But the sense of difference continues to accompany me. Even from a distance of more than five decades, I find it hard to characterize it: personal differences? Social differences? the conflict of being absorbed and/or integrated ? Is the new organ successfully implant, am I israeli now? It stands out in everyday things. For example, when my mother called me from Iraq; Or nutrition classes where you learn how to eat and what to eat, and I'm ashamed to say the word Iraqi Cuba; Or that I was dead scared of being seen eating pita not sandwich. For me, these things were the end of the world. In literature classes I listen to stories of the Baal Shem Tov and Rabbi Nachman of Bratslav, and I learn Bialik as a religious man in all respects. I know by heart all the troubles of Rochelle and Berale and Suraleh, and somehow begins to invent a new biography in order please people around me, in order to fit. In my house they listen to eastern music, I feel that I am ashamed of it. I so do not want to associate that with me I want to be like everyone else, before I even becomes Cantor Rabbi of the class.
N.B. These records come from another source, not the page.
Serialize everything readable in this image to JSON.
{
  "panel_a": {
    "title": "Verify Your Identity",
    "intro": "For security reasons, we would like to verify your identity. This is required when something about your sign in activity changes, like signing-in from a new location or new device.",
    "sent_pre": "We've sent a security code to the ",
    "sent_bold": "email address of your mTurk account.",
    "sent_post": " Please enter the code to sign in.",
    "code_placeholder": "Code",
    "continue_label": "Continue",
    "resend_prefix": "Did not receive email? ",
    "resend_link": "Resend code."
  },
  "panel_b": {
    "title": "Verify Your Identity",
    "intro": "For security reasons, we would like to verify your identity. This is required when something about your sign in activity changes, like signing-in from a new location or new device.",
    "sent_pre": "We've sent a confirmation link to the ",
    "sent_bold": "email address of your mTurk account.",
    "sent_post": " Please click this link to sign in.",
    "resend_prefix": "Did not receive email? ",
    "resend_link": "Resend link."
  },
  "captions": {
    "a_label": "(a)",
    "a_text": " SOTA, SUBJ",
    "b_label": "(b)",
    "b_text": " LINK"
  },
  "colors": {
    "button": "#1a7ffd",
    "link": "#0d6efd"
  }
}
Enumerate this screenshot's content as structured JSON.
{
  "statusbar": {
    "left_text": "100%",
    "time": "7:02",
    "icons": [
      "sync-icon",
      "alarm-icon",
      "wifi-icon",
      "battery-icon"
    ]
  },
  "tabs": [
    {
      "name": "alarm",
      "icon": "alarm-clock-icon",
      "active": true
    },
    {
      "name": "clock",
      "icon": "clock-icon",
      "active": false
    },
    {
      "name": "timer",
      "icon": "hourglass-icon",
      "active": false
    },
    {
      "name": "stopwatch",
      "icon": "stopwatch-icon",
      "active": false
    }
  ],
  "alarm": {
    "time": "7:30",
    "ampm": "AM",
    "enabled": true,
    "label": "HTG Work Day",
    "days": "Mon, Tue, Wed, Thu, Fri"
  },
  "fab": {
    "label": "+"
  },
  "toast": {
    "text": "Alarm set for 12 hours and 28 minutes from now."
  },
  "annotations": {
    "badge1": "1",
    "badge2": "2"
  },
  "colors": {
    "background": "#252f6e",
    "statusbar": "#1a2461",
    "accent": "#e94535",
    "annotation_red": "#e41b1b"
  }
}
I control my tunes and flavors, and really believe that the landscape of Ukraine are my past, and the snows of yesteryear are part of my childhood, and I lived in the past in a shtetl.

But at the end of a school day when I get home, I can not ignore the conflict, and when I look at the other kids, they seem to live without conflict.